Nazis exaggerated Dresden death toll, German historians conclude

This item has been posted due to the fact that many Neo-Nazi's on line like to use the Dresden bombing as a rebuttal to what the Nazi's did during the war, so many of them will not be happy about this news item, including holocaust denier David Irvine and UK's BNP leader Nick Griffin.

Nazi claims that as many as 500,000 people died during the Allied bombing of Dresden in the Second World War were exaggerated, a group of German scientists have concluded.
Official estimates by the local authorities after the end of the war estimated the number of dead to be around 25,000.

But far-right groups claimed that up to 500,000 people were killed in the attack, by 1,300 British and US bombers between February 13 and 15 in 1945.
Allied critics have claimed that the attack constituted a war crime which had no strategic aim since Germany was already close to defeat and the targets were civilian rather than military.
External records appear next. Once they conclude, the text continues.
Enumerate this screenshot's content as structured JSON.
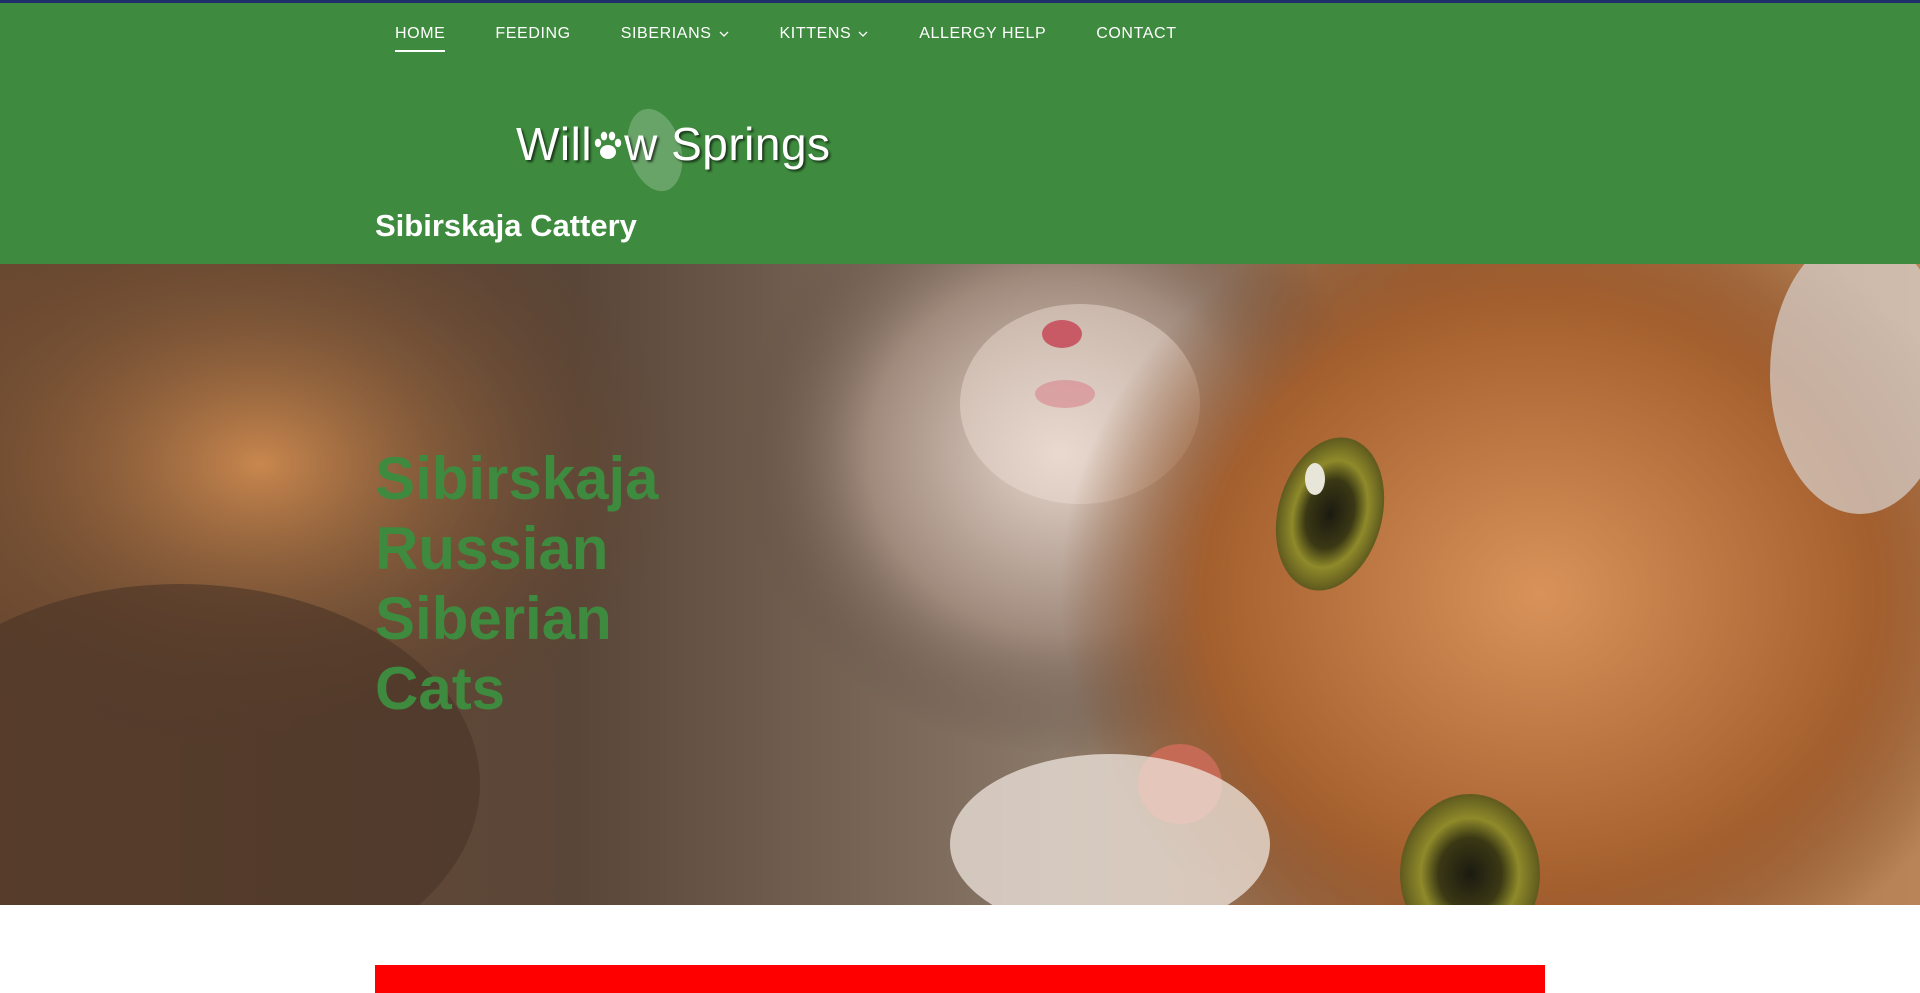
{
  "nav": {
    "items": [
      {
        "label": "HOME",
        "active": true,
        "has_dropdown": false
      },
      {
        "label": "FEEDING",
        "active": false,
        "has_dropdown": false
      },
      {
        "label": "SIBERIANS",
        "active": false,
        "has_dropdown": true
      },
      {
        "label": "KITTENS",
        "active": false,
        "has_dropdown": true
      },
      {
        "label": "ALLERGY HELP",
        "active": false,
        "has_dropdown": false
      },
      {
        "label": "CONTACT",
        "active": false,
        "has_dropdown": false
      }
    ]
  },
  "logo": {
    "text_before": "Will",
    "text_after": "w Springs"
  },
  "tagline": "Sibirskaja Cattery",
  "hero": {
    "title_lines": [
      "Sibirskaja",
      "Russian",
      "Siberian",
      "Cats"
    ]
  },
  "colors": {
    "header_bg": "#3e8a3e",
    "top_accent": "#1f2d6b",
    "hero_title": "#3e8a3e",
    "alert_bar": "#ff0000"
  }
}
Now, five years of research by a team of historians from the Dresden Historians’ Commission has confirmed that 25,000 died in the celebrated Baroque city.
The team reviewed records from city archives, cemeteries, official registries and courts and compared them to published reports and witness accounts.
Their study also shows fewer refugees fleeing the Eastern Front were killed in the bombing than previously thought, and dismissed claims that many of the victims' bodies were never recovered.
The historians said their findings would have far-reaching implications for how people saw the final chapter of the war and the role of the Germans.
But some were quick to condemn the findings. Within an hour of their publication, 150 protesters had marched on Dresden town hall and Ralf Lunau, the city’s cultural commissioner, announced that: “This has not ended the debate at all.”
Among those who claimed Dresden was a war crime was controversial British historian David Irvine. In his 1963 book, The Destruction of Dresden, he cited figures in a Nazi document reporting that 202,400 people had perished.
According to Frederick Taylor, another historian cited by The Times, the Nazis had simply added an extra '0' to the total.
The bombing has long been a cause of Anglo-German tensions and when the Queen visited the city in 1992, eggs were thrown at her by protesters demanding an apology.

The telegraph